::: Data to examine
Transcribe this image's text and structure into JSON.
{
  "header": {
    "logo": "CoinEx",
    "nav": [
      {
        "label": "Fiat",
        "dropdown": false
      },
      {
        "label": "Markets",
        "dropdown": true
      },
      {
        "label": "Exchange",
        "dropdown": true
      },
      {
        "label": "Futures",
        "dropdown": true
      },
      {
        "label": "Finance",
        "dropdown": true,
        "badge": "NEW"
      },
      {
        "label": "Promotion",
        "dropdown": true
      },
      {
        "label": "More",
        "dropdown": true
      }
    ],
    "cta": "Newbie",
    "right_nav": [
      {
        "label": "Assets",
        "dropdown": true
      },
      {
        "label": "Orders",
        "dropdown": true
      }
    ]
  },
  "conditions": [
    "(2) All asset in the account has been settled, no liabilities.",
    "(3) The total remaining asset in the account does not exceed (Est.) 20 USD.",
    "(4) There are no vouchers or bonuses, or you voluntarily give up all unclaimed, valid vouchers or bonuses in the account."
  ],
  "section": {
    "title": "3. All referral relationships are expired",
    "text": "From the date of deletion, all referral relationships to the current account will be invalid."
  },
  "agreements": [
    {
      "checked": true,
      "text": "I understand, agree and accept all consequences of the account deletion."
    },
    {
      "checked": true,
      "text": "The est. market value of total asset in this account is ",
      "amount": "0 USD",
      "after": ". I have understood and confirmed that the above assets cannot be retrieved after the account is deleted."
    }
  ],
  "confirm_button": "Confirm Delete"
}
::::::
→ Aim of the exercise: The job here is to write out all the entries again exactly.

→ Exercise result:
Transcribe this image's text and structure into JSON.
{
  "header": {
    "logo": "CoinEx",
    "nav": [
      {
        "label": "Fiat",
        "dropdown": false
      },
      {
        "label": "Markets",
        "dropdown": true
      },
      {
        "label": "Exchange",
        "dropdown": true
      },
      {
        "label": "Futures",
        "dropdown": true
      },
      {
        "label": "Finance",
        "dropdown": true,
        "badge": "NEW"
      },
      {
        "label": "Promotion",
        "dropdown": true
      },
      {
        "label": "More",
        "dropdown": true
      }
    ],
    "cta": "Newbie",
    "right_nav": [
      {
        "label": "Assets",
        "dropdown": true
      },
      {
        "label": "Orders",
        "dropdown": true
      }
    ]
  },
  "conditions": [
    "(2) All asset in the account has been settled, no liabilities.",
    "(3) The total remaining asset in the account does not exceed (Est.) 20 USD.",
    "(4) There are no vouchers or bonuses, or you voluntarily give up all unclaimed, valid vouchers or bonuses in the account."
  ],
  "section": {
    "title": "3. All referral relationships are expired",
    "text": "From the date of deletion, all referral relationships to the current account will be invalid."
  },
  "agreements": [
    {
      "checked": true,
      "text": "I understand, agree and accept all consequences of the account deletion."
    },
    {
      "checked": true,
      "text": "The est. market value of total asset in this account is ",
      "amount": "0 USD",
      "after": ". I have understood and confirmed that the above assets cannot be retrieved after the account is deleted."
    }
  ],
  "confirm_button": "Confirm Delete"
}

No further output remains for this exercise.